5 New Considerations for Your Venue RFP
Meetings and events will look different, and so should your RFPs.
As planners begin envisioning what the future of in-person events will look like, they will need to consider what is being asked on their RFPs. Now, more than ever, it is critical to gather and compare how each venue is handling the health and safety of its guests. We have highlighted five factors for planners to consider before sending out their RFPs to potential venues:
1. PPE – In case you missed it, PPE stands for personal protective equipment. It is important to ask your venue if they will supply items such as masks and disinfectants to their employees as well as your guests. Be sure to confirm what type of PPE is available, how it will be distributed and where it will be located. PPE can also include sneeze guards or a clear plastic barrier that is used to protect against contamination. Just as these are becoming a standard at grocery check-out lines, they will probably become more prevalent at hotel check-in counters and buffet tables.
2. Response Plans – What happens if one of your attendees shows symptoms of illness? What if it is a venue employee? If hotels and venues have been doing anything during these closures, it has been designing response plans for these exact scenarios. Ask your venue how they plan to handle these situations, and be sure these plans are thoroughly outlined with contact information for the nearest hospitals and phone numbers for local public health officials.
3. Physical Distancing – This is probably the most important factor to consider when comparing responses. What is the venue doing to enforce the CDC’s recommended 6 feet of social distancing? Planners should request to see updated capacity charts and sample diagrams.

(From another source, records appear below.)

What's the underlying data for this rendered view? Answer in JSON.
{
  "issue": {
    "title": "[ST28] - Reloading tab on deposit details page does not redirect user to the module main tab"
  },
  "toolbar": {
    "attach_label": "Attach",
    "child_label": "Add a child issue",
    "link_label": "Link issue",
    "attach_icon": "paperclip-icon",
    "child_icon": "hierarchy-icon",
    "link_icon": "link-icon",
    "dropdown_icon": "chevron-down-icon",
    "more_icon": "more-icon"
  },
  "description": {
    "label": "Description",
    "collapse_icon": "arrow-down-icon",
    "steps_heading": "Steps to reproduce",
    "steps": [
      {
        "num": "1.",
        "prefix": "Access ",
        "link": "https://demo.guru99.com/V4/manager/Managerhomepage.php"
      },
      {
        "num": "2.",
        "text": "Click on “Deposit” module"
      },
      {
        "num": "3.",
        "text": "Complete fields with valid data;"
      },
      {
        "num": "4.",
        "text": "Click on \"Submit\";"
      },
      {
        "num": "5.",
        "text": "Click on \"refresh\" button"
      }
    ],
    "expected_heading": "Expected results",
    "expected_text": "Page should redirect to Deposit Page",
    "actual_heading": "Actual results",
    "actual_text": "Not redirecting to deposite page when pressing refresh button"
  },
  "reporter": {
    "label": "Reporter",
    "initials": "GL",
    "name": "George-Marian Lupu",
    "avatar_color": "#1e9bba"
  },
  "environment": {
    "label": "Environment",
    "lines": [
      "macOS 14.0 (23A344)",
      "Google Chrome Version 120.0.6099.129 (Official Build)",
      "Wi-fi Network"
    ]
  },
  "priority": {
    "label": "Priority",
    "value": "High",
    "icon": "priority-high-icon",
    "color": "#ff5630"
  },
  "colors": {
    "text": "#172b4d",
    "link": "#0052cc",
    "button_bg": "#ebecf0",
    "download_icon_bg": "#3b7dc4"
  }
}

What was formerly a ballroom that could seat a 1,000‑person banquet may now only be able to seat 400. Not only will capacities and floorplans be affected, but make sure to ask how will they enforce these changes — with floor stickers, stanchions and room monitors?
4. Cleaning Process – Again, most hotels and venues have been preparing new processes for cleaning and disinfecting their properties and should be able to provide this information to their potential groups. Planners should hold the venues accountable and ensure their responses, include the four W’s – who is responsible for cleaning (housekeeping vs. facilities), what surfaces are going to be given extra attention, where sanitizing stations will be located and when (and how often) cleanings will be done.
5. HVAC Concerns – New information from the CDC suggests that proper ventilation can prevent the spread of the virus. Include questions on your RFP that specifically ask how often their building ventilation and filtration systems are serviced. Cleaning and maintenance are especially important for recently reopened buildings, as temporary shutdowns can create hazards like mold.
Still unsure if you’re ready to hit send on that RFP? Special D Events is available for individual consultation to help you gather the information you really need from potential venues. Click here to reach out to us directly and be sure to select “Other Consulting” in the drop down menu.